No VERBS support will be enabled for TensorFlow.Do you wish to build TensorFlow with OpenCL SYCL support? [y/N]: n
No OpenCL SYCL support will be enabled for TensorFlow.Do you wish to build TensorFlow with CUDA support? [y/N]: y
CUDA support will be enabled for TensorFlow.Please specify the CUDA SDK version you want to use, e.g. 7.0. [Leave empty to default to CUDA 9.0]: 9.1Please specify the location where CUDA 9.1 toolkit is installed. Refer to README.md for more details. [Default is /usr/local/cuda]:Please specify the cuDNN version you want to use. [Leave empty to default to cuDNN 7.0]: 7.1Please specify the location where cuDNN 7 library is installed. Refer to README.md for more details. [Default is /usr/local/cuda]:Do you wish to build TensorFlow with TensorRT support? [y/N]: n
No TensorRT support will be enabled for TensorFlow.Please specify the NCCL version you want to use. [Leave empty to default to NCCL 1.3]: 2.1.15Please specify the location where NCCL 2 library is installed. Refer to README.md for more details. [Default is /usr/local/cuda]:/usr/local/cuda/ncclPlease specify a list of comma-separated Cuda compute capabilities you want to build with.
You can find the compute capability of your device at: https://developer.nvidia.com/cuda-gpus.
Please note that each additional compute capability significantly increases your build time and binary size. [Default is: 3.5,5.2]5.2Do you want to use clang as CUDA compiler? [y/N]: n
nvcc will be used as CUDA compiler.Please specify which gcc should be used by nvcc as the host compiler. [Default is /usr/bin/x86_64-linux-gnu-gcc-7]: /usr/bin/gcc-6Do you wish to build TensorFlow with MPI support? [y/N]: n
No MPI support will be enabled for TensorFlow.Please specify optimization flags to use during compilation when bazel option "--config=opt" is specified [Default is -march=native]:Would you like to interactively configure ./WORKSPACE for Android builds? [y/N]: n
Not configuring the WORKSPACE for Android builds.Preconfigured Bazel build configs. You can use any of the below by adding "--config=<>" to your build command. See tools/bazel.rc for more details.

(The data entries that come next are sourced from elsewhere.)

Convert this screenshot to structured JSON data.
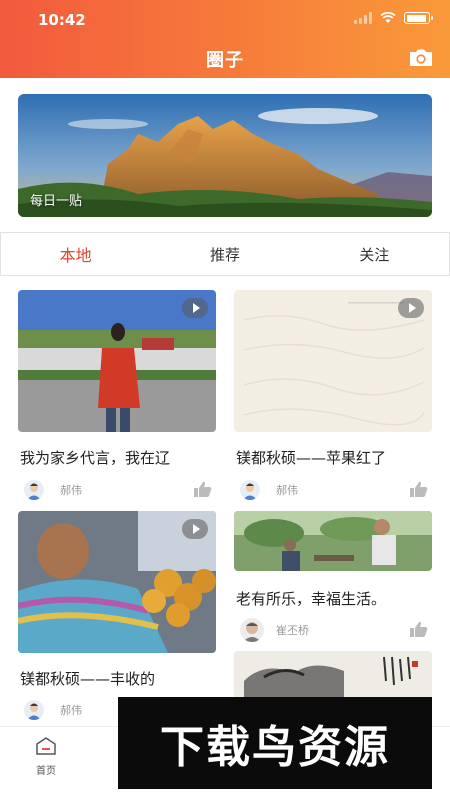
{
  "status_bar": {
    "time": "10:42"
  },
  "header": {
    "title": "圈子",
    "camera_icon": "camera-icon"
  },
  "banner": {
    "caption": "每日一贴"
  },
  "tabs": [
    {
      "label": "本地",
      "active": true
    },
    {
      "label": "推荐",
      "active": false
    },
    {
      "label": "关注",
      "active": false
    }
  ],
  "feed": [
    {
      "title": "我为家乡代言，我在辽",
      "author": "郝伟",
      "has_video": true
    },
    {
      "title": "镁都秋硕——苹果红了",
      "author": "郝伟",
      "has_video": true
    },
    {
      "title": "镁都秋硕——丰收的",
      "author": "郝伟",
      "has_video": true
    },
    {
      "title": "老有所乐，幸福生活。",
      "author": "崔丕桥",
      "has_video": false
    },
    {
      "title": "",
      "author": "",
      "has_video": false
    }
  ],
  "bottom_nav": {
    "home_label": "首页"
  },
  "watermark": {
    "text": "下载鸟资源"
  },
  "colors": {
    "accent": "#e8402f",
    "header_start": "#f25a3d",
    "header_end": "#f99a3a"
  }
}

--config=mkl # Build with MKL support.
--config=monolithic # Config for mostly static monolithic build.
- Python path:
- GCC path:
- NCCL path:
- Check you latest CUDA compute capability.
NOTE: It has been reported that the newer commits require Keras to compile. Although this looks like a screwup by some dev, for now it’s best to avoid the issue and install Keras first:
pip install keras
Now, to compile, just run
bazel build --config=opt --config=cuda //tensorflow/tools/pip_package:build_pip_package
Note: if you get an error like
"C++ compilation of rule ‘@double_conversion//:double-conversion’ failed" , then it might be useful to pass the additional argument of
This step will probably take a long time. After it finishes, if all goes well, you can build the tensorflow package with
and to install
pip install /tmp/tensorflow_pkg/tensorflow*.whl
Check if your build is working by changing into another directory (
cd) and running
import tensorflow as tf
hello = tf.constant('Hello, Tensorflow!')
sess = tf.Session()
You should get
Hello, Tensorflow! as an output.
How to undo this
As much as you may have felt spooked by some commands, there’s not much damage being done to your system if you follow this guide. If you run into issues and wish to undo everything CUDA-related so you can restart from scratch or try something else, just run the following lines:
sudo rm /usr/include/nccl.h /usr/include/cudnn.h /usr/lib/x86_64-linux-gnu/libnccl* /usr/lib/x86_64-linux-gnu/libcudnn*
sudo rm -r /usr/local/cuda
sudo apt remove nvidia-cuda-toolkit libcupti-dev gcc-6
You may wish to omit the
nvidia-390 bit, since it’s usually a good idea to have the proprietary driver whether you are using CUDA or not.
To uninstall the Tensorflow package, use
pip remove tensorflow
If all went well, you now have an extremely optimized cutting-edge build of Tensorflow installed in your Ubuntu 18.04. Only thing that could make it faster is adding TensorRT, but I could not figure how to make it work with this setup. Feel free to make any suggestions or ask for help in the comments. I hope my guide will save some time for a few people (it took me the better part of a day to figure all of this out).